Publication Date: 2013-Nov
Pages: 15
Abstractor: As Provided
ISSN: ISSN-1089-9995
Characterizing Teaching in Introductory Geology Courses: Measuring Classroom Practices
Budd, D. A.; van der Hoeven Kraft, K. J.; McConnell, D. A.; Vislova, T.
Journal of Geoscience Education, v61 n4 p461-475 Nov 2013
Most research about reformed teaching practices in the college science classroom is based on instructor self-report. This research describes what is happening in some introductory geology courses at multiple institutions across the country using external observers. These observations are quantified using the Reformed Teaching Observation Protocol (RTOP). A scoring rubric created to support consistent application of the 25 items on the RTOP yields very high inter-rater agreement over multiple observations throughout a 3 y period. Using the adapted RTOP instrument, 66 separate observations of introductory physical geology classrooms at 11 different institutions (four associate's colleges, three baccalaureate colleges, a master's university, and three research universities) were collected, and those observations indicate three categories of instruction: (1) teacher-centered, traditional lecture-dominated classrooms (RTOP < 30) with little student talk and minimal student activity beyond listening and note taking; (2) transitional classrooms with some activities involving brief student discussions centered around right/wrong answers; and (3) student-centered classrooms (RTOP = 50) with considerable time devoted to active learning and student communications to promote conceptual understanding. The progression from teacher-centered to transitional and then to student-centered categories is incremental across all subscales of the RTOP instrument except for propositional knowledge (character of the lesson's content and instructor's command of the material), which only increases between teacher-centered and transitional categories. This means there is no single path to an active learning, student-centered introductory geology classroom. Such learning environments are achieved with a holistic approach to all aspects of constructivist teaching as measured by RTOP. If the instructor incorporates small changes in multiple aspects of their teaching from disseminator of knowledge to supporter of student learning, then the transition to a student-centered classroom becomes an approachable process. Faculty can also use the RTOP and rubric to guide course planning, promote self-reflection of their teaching, and assist in the peer evaluation of other's teaching.
National Association of Geoscience Teachers.

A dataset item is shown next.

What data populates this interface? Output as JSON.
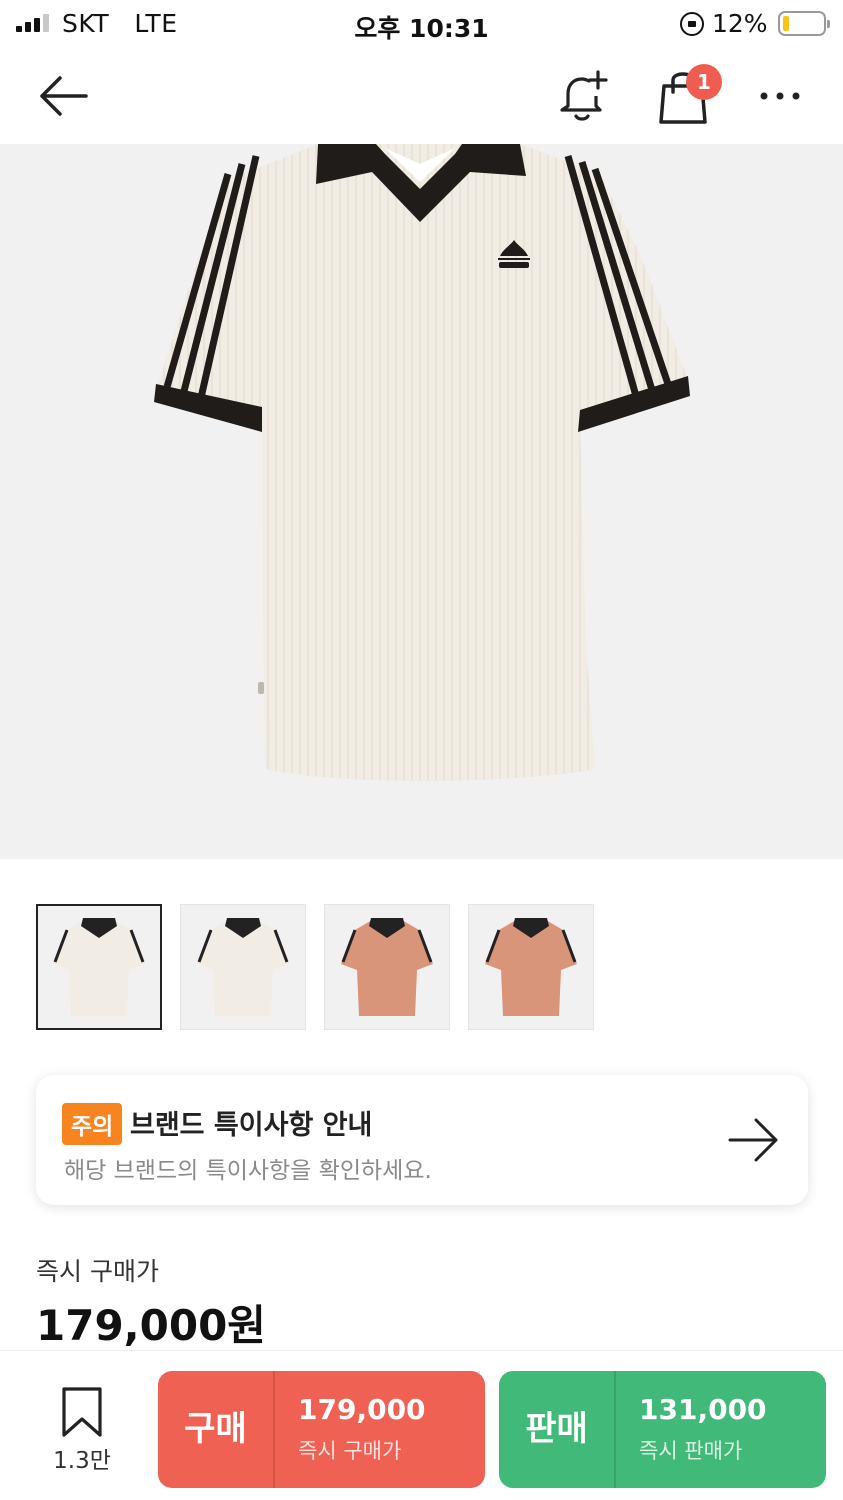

Carleton College W-SERC, One North College Street, Northfield, MN 55057. Tel: 540-568-6675; Fax: 540-568-8058; e-mail:; Website:
Publication Type: Journal Articles; Reports - Research
Education Level: Higher Education
Audience: N/A
Language: English
Sponsor: National Science Foundation (NSF), Division of Undergraduate Education (DUE)
Authoring Institution: N/A
Grant or Contract Numbers: 0817260; 1023097; 0914404; 1022980